Age requirement, 16 years or over
at the time of entrance.
Winners of scolarships must be
prepared to meet also the require
ments for admission of the Associa
tion of Colleges of South Carolina.
The examinations may be taken for
entrance credits by those not apply
ing for a scholarship.
The value of each scholarship is
$100 per session and free tuition of
$40. Membership in the Reserve Of
ficers' Training Corps, R. O. T. C.,
during the last two years in college.
2. -One-year short course scholar
ships. Open to students 18 years of
age or over desiring to pursue the

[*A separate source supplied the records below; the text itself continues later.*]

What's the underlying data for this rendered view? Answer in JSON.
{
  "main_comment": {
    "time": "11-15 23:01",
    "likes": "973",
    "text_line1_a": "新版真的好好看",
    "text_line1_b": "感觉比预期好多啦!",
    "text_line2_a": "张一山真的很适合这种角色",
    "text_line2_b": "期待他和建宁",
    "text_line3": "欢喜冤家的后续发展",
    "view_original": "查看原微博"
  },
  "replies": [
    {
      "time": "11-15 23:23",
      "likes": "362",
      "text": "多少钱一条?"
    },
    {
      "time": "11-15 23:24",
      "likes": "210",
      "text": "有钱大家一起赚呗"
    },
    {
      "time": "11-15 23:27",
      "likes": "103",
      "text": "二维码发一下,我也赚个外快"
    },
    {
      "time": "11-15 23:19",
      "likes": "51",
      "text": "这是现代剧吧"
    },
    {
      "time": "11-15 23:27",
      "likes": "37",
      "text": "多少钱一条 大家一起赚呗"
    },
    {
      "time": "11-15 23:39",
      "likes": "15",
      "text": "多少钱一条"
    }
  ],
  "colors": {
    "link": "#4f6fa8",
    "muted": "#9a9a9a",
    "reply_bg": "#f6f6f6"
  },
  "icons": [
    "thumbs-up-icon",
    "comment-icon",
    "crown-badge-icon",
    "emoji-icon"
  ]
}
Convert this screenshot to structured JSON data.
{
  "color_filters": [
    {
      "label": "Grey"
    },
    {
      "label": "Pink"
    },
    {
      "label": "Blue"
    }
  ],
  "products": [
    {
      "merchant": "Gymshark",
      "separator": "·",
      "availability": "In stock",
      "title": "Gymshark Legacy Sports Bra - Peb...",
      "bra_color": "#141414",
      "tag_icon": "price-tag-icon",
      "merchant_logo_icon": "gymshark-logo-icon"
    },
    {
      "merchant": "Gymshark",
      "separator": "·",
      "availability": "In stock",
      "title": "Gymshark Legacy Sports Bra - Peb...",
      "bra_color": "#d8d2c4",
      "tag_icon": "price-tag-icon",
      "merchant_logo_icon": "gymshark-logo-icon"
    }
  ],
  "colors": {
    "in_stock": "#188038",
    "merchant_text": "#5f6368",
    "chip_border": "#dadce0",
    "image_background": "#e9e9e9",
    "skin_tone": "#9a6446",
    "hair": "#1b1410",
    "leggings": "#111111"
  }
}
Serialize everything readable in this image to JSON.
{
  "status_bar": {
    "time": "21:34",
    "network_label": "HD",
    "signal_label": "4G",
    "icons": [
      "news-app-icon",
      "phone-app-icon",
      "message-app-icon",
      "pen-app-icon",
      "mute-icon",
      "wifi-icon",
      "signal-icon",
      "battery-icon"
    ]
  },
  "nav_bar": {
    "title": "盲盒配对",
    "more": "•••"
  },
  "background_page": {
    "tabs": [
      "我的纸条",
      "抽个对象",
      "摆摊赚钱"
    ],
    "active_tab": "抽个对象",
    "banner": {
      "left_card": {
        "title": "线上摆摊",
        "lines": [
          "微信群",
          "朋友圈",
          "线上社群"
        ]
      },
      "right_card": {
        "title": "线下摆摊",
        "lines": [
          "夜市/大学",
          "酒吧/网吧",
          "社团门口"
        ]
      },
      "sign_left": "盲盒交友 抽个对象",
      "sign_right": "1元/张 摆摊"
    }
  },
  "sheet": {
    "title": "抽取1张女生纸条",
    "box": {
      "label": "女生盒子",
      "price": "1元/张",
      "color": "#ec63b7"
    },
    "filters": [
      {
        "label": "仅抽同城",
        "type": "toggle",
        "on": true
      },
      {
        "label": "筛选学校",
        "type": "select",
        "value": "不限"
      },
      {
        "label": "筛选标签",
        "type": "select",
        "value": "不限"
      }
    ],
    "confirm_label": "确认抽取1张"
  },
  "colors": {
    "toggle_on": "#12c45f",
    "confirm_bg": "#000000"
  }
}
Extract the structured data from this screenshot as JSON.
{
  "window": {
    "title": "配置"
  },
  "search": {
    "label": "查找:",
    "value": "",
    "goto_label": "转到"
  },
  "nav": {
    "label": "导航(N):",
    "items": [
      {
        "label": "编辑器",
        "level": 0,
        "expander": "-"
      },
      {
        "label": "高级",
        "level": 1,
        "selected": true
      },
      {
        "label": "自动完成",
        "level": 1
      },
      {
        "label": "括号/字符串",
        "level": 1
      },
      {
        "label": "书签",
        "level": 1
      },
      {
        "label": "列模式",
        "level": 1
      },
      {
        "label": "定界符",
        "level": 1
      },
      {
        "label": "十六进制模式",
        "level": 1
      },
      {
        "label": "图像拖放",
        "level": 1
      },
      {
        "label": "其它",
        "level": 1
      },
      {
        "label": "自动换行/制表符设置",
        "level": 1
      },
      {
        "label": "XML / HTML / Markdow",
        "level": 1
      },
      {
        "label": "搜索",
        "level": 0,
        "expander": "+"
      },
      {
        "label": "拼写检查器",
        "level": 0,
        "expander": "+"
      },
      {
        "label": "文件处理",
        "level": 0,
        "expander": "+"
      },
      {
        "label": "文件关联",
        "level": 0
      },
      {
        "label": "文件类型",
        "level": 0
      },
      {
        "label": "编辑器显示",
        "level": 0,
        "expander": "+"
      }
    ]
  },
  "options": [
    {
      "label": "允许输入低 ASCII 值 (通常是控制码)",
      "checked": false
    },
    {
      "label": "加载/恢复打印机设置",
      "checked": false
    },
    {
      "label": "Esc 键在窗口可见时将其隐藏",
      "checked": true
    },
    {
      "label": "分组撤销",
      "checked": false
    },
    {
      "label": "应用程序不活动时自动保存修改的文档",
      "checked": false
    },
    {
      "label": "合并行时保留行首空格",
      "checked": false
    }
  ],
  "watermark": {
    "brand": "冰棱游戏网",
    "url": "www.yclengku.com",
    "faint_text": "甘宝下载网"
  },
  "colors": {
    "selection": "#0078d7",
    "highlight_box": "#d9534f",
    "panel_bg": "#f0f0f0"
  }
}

one-year course in Agriculture. Com
mon school education sufficient.
3. -No previous aplpication to the
college necessary to stand scholar
For catalogue, application blanks,
and other information write to
Clemson College, S. C. f
COLLEGE OF CHARLESTON
Examinations at the county seat
for the Edgefield County scholarship,
Friday, July 7, at 9 a. m. Subjects:
English grammar and composition,
American history, algebra and plane
Four-year courses lead to the A. B.
and B. S. degrees. Special two-year
pre-medical course. A course in
Commerce and Business Administra
tion is featured.
Expenses moderate. For terms,
catalogue, and illustrated folder, ad
IELD, S. C.
ds of Town of Edgefield, of
tate of South Carolina and
tes in this District.
in Edgefield County
) WILL BE OUR MOTTO
1922. At the same time start a
t in one of our INTEREST BEAR
i keep your valuable papers.
1 to us pleasantly and carefully
3: >:< ; >:< 1 SM 3 >:<* I >;< . I s &
C. D. BARR'S
OFFERS TO THE
Of the highest quality and all the returns obtainable
from their wheat by modern custom milling.
Special Attention Given
To Out-of-Town Orders
LEESVILLE MILLING CO.
LEESVILLE, S. C.
ARRINGTON BROS. & CO.
Wholesale Grocers and Dealers In
Com, Oats, Hay and all
Kinds of Feeds
Gloria Flour and Dan Patch _Horse Feed
Corner Cumming and Fenwick Streets
On Georgia R. R. Tracks
YOUR PATRONAGE SOLICITED
fjSF See our representative, C. E. May.
We Can Give You Prompt Service
on Mill Work and Interior Finish
Large stock of Rough and Dressed Lumber on hand for
Woodward Lumber Co.
Corner Roberts and Dugas Sts., Augusta, Ga,
ll Spend Next Sunday on Delightful
Isle of Palms
ROUND TRIP FROM
EDGEFIELD, S. C.
Good Only on Train Leaving Edgefield 7:30 P. M. Saturdays
via Columbia. Arrive at Charleston 7:55 A. M.
Returning leave Charleston 5:15 P. M. Sundays; also, good on train
leaving Charleston 3:00 A. M. No baggage checked. Not good in par
lor or sleeping cars.
ENTIRE DAY OF FUN AND FROLIC AT THE SEASHORE
Excellent Sailing, Bathing, Fishing and Water Sports. See Historical
Charleston, Fort Moultrie and Sullivan's Island.
Sold for trains Saturdays and Sundays, with final limit returning to
reach original starting point prior to midnight Tuesday following
date of sale.
Summer Excursion tickets bearing final limit October 31, 1922, now on
sale to Mountain and Seashore Rrsorts. Stopovers. For particulars
communicate with Ticket Agents
Southern Railway System